Drooling/Feeding Problems & Speech Delay
Most infants and toddlers go through periods of drooling.
Most often drooling is related to teething, so it should ebb and flow, peaking as the primary teeth erupt and then disappearing completely by the age of three.
Children whose drooling doesn’t resolve by age 3 are warning us of a potential problem. Clearly, a drooling child’s lips are frequently open, which is a sign that the lip muscles are weak.
Frequently the child is also having problems with chewing and swallowing, which suggests that the tongue and jaw muscles are also weak.
These are also the tongue and jaw muscles that are needed for speech.
Children whose muscles are too weak for lip closure, chewing and swallowing are at risk for speech delays as well.
To properly produce the sounds “p” and “b”, you have to firmly close your lips. To produce the sounds “t” and “d”, you have to tap your tongue tip on the front of your palate. The “k” and “g” sounds are produced with the back of the tongue raised to the back of the palate. And the “l” and “r” sounds are produced with a complex series of muscle movements that require a strong, toned tongue.
Toddlers can learn fun exercises to strengthen and tone their lips.
Toddlers can learn to chew solid foods and develop a mature rotary chew. They can learn to drink properly from straws and cups and quit using sippy cups and bottles to help eliminate their tongue thrusts. And these healthy eating habits will prepare them to produce clearer speech.
Two- and three-year olds whose speech is difficult to understand should be evaluated by a speech-language pathologist who understands the connection between drooling/feeding and speech problems.
Many times, the efficacy of speech therapy is greatly enhanced by combining it with an effective drinking and feeding program.

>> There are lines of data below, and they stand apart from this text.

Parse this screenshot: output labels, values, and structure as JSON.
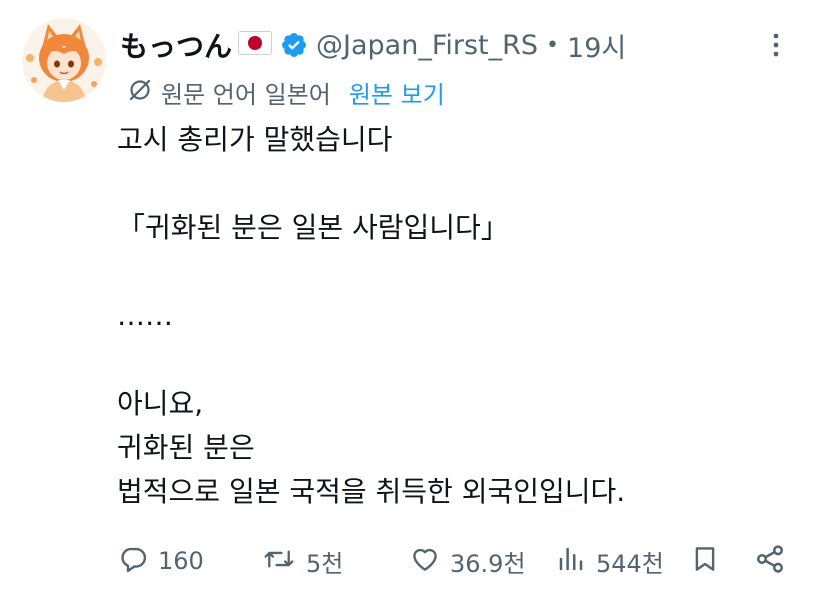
{
  "author": {
    "name": "もっつん",
    "handle": "@Japan_First_RS",
    "separator": "•",
    "time": "19시"
  },
  "translation": {
    "label": "원문 언어 일본어",
    "link": "원본 보기"
  },
  "tweet": {
    "lines": [
      "고시 총리가 말했습니다",
      "",
      "「귀화된 분은 일본 사람입니다」",
      "",
      "……",
      "",
      "아니요,",
      "귀화된 분은",
      "법적으로 일본 국적을 취득한 외국인입니다."
    ]
  },
  "actions": {
    "replies": "160",
    "reposts": "5천",
    "likes": "36.9천",
    "views": "544천"
  },
  "colors": {
    "text": "#0f1419",
    "secondary": "#536471",
    "accent": "#1d9bf0",
    "flag_red": "#bc002d"
  },
  "icons": [
    "avatar",
    "japan-flag-icon",
    "verified-badge-icon",
    "more-icon",
    "translate-icon",
    "reply-icon",
    "repost-icon",
    "like-icon",
    "views-icon",
    "bookmark-icon",
    "share-icon"
  ]
}
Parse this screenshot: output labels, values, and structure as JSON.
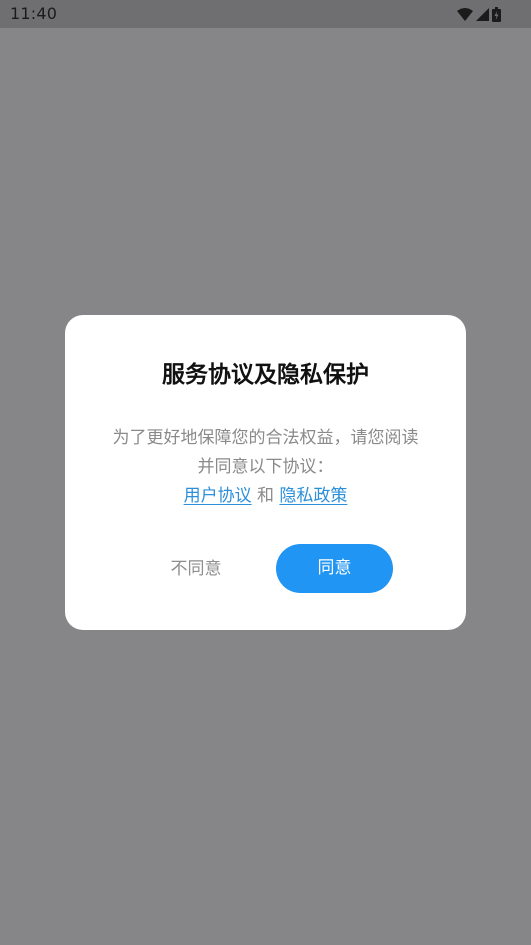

How Can We Help?
The specialists at Jodie K. Schuller & Associates are professional speech and language therapists, many with over 25 years of experience in communicative disorders. Licensed by the state of California as speech-language pathologists, our therapists have completed advanced training in oral-motor development taught by leading experts in the field such as Sara Rosenfeld-Johnson, MS, CCC-SLP, and Char Boshart, M.A., CCC-SLP. This training has prepared therapists to diagnose and treat oral-motor disorders involving drooling, chewing, swallowing and open-mouth breathing as well as speech production disorders. Therapists have also been trained through the International Association of Orofacial Mylogy (IAOM) to identify and treat unhealthy tongue thrusts and improper tongue resting postures. With this advanced training, therapists are prepared to eliminate thumb sucking and to treat individuals who suffer from serious related issues such as Temporomandibular Joint Pain (TMJ), chronic headaches and sleep apnea.